  for i, test_image in enumerate(test_images):
    if i % 1000 == 0:
      print('Evaluated on {n} results so far.'.format(n=i))
    # Pre-processing: add batch dimension and convert to float32 to match with
    # the model's input data format.
    test_image = np.expand_dims(test_image, axis=0).astype(np.float32)
    interpreter.set_tensor(input_index, test_image)

    # Run inference.

    # Post-processing: remove batch dimension and find the digit with highest
    # probability.
    output = interpreter.tensor(output_index)
    digit = np.argmax(output()[0])

  # Compare prediction results with ground truth labels to calculate accuracy.
  prediction_digits = np.array(prediction_digits)
  accuracy = (prediction_digits == test_labels).mean()
  return accuracy

You evaluate the pruned and quantized model and see that the accuracy from TensorFlow persists to the TFLite backend.

interpreter = tf.lite.Interpreter(model_content=quantized_and_pruned_tflite_model)

test_accuracy = evaluate_model(interpreter)

print('Pruned and quantized TFLite test_accuracy:', test_accuracy)
print('Pruned TF test accuracy:', model_for_pruning_accuracy)
INFO: Created TensorFlow Lite XNNPACK delegate for CPU.
WARNING: Attempting to use a delegate that only supports static-sized tensors with a graph that has dynamic-sized tensors (tensor#13 is a dynamic-sized tensor).
Evaluated on 0 results so far.
Evaluated on 1000 results so far.
Evaluated on 2000 results so far.
Evaluated on 3000 results so far.
Evaluated on 4000 results so far.
Evaluated on 5000 results so far.
Evaluated on 6000 results so far.
Evaluated on 7000 results so far.
Evaluated on 8000 results so far.
Evaluated on 9000 results so far.

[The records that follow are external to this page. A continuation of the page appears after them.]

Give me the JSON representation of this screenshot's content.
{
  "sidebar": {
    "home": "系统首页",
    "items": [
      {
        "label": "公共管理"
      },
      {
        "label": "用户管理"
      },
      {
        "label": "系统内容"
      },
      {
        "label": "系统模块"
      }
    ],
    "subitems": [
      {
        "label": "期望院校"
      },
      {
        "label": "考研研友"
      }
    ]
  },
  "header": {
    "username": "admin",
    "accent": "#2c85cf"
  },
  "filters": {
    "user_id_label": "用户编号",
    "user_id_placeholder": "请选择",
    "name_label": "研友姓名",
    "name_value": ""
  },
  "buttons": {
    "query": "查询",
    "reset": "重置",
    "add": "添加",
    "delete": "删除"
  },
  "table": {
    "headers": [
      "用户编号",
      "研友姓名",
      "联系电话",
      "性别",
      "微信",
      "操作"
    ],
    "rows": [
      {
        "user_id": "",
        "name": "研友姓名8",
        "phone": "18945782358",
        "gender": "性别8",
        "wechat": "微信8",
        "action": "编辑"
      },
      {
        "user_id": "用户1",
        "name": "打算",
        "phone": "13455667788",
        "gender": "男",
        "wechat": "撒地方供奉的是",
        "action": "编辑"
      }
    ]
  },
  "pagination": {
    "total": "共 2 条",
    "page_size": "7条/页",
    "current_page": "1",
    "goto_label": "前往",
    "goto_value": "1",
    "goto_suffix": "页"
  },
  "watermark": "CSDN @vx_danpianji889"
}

Pruned and quantized TFLite test_accuracy: 0.9691
Pruned TF test accuracy: 0.9686999917030334


In this tutorial, you saw how to create sparse models with the TensorFlow Model Optimization Toolkit API for both TensorFlow and TFLite. You then combined pruning with post-training quantization for additional benefits.

You created a 10x smaller model for MNIST, with minimal accuracy difference.

We encourage you to try this new capability, which can be particularly important for deployment in resource-constrained environments.